"Just annihilated this bad boy at @bensbiggestburgers #legend #lockjaw"
We’ve all done similar to this haven’t we?
You would have either visited somewhere hot on holiday and taken the classic “hotdog legs” picture, or bought a new car and taken the selfie with the “accidental” Ford logo on the headrest, peaking out behind your freshly made over hair from ’Toni & Guys'.
Whatever your poison, like it or not, most of us have bragged on social media in some way shape or form.
The reasons behind these bragging-rights are fascinating, but more so for brands, is how organisations can capitalize on and harness bragging-rights for marketing purposes.
Perhaps from its grass roots in 'conspicuous consumption theory' (buying shit that loudly reflects your own success and how well you’re doing in life), reflections of 'upward social mobility' (“This time next year Rodney, we’ll be millionaires”) or originating from our dreams as kids to own luxury items like Lamborghini’s or Ferrari’s, reflecting our experiences, coolness, possessions, social circles, family values, sexuality, hard earned gym body, or even attitudes of non-conformity are so engrained into society and the way we communicate on social media, that it’s become second nature to us and we don’t even know we’re doing it!
Regardless of this, the power of bragging-rights as a form of word-of-mouth communications is a vastly untapped world.
The question is, have brands really understood the power of bragging on social media, or is it an accidental phenomena? To understand this, we need to clarify what “Bragging Rights” are?
There’s probably a scientific or academic discourse on exactly what bragging-rights are, but I’m not an academic or a scientist and don’t pertain to be, so we’ll avoid this where possible.
There are however multiple meanings and perceptions of the phrase scattered around the
webby web. The bulk of the meanings can be split into two main categories.
1) Earning the entitlement to brag about something
2) Communicating with pride about something you have achieved
What’s interesting about these meanings are that they both involve the user of the brag having done something or achieved something to earn the brag, and there has to be kudos or an element of rareness associated with this.
For example, it’s highly unlikely you would brag on Instagram about buying a box of 'Ben’s Budget Toilet Paper' with the hastags #thisisreallygoingtochafe

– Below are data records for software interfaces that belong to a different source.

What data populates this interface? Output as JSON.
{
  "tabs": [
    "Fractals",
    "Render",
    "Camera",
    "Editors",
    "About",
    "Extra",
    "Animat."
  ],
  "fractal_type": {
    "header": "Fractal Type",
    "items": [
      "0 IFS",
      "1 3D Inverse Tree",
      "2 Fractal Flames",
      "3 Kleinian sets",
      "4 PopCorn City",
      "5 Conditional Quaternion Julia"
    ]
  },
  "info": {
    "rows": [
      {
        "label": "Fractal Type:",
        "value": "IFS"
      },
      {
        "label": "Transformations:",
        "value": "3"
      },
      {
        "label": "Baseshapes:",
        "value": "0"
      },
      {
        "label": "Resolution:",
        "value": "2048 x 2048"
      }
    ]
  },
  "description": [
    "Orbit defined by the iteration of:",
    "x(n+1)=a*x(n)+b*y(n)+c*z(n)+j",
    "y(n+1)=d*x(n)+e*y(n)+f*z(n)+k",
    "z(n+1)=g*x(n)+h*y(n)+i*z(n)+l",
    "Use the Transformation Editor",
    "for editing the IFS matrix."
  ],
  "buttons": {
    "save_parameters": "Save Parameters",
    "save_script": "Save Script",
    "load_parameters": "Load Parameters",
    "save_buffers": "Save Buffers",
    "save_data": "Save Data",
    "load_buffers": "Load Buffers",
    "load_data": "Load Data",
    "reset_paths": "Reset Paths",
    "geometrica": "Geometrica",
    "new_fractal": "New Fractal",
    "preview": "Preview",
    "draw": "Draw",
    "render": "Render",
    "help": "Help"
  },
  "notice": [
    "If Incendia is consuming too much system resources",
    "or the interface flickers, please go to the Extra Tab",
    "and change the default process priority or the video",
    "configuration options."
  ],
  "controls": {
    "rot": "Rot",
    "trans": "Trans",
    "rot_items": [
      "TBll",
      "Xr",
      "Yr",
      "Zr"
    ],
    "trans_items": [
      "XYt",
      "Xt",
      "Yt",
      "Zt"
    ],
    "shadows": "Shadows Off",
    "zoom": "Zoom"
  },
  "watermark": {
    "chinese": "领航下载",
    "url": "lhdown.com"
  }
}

It needs to be something aspirational, or a life moment that reflects the individuals achievement either directly (buying the item or experience), or indirectly (achieving success to be able to afford to purchase the item or experience). So is it only the big brands who can achieve this or can smaller brands capitalise?
Most may say “Big business = Big budget”, which affects the reach of a campaign, but what if 'Ben’s Budget Toilet Paper INC' targeted 16-24 year olds and had set a social media challenge for users to build a fort out of budget loo rolls and challenge their mates to a loo roll invasion war, posting videos and bragging about their win using #’s and @’s etc with the lure of a free Spring Break Holiday. Then suddenly, a non-aspirational brand has turned themselves into a bragging-rights item by creating a brag based upon experiences, peer interaction, lifestyle, youth and non-conformity (yet with the desire to belong; Key elements of Saatchi & Saatchi’s Teen Conflict Theory).
Suddenly the brand equity benefits and strength of bragging-rights in social media marketing, albeit inseparable from a creative campaign and market conditioning, becomes very obvious. The question is, how are you going to nail it?
Agree or disagree? Continue the discussion on Twitter using #DPbraggingrights @digitalpaintweb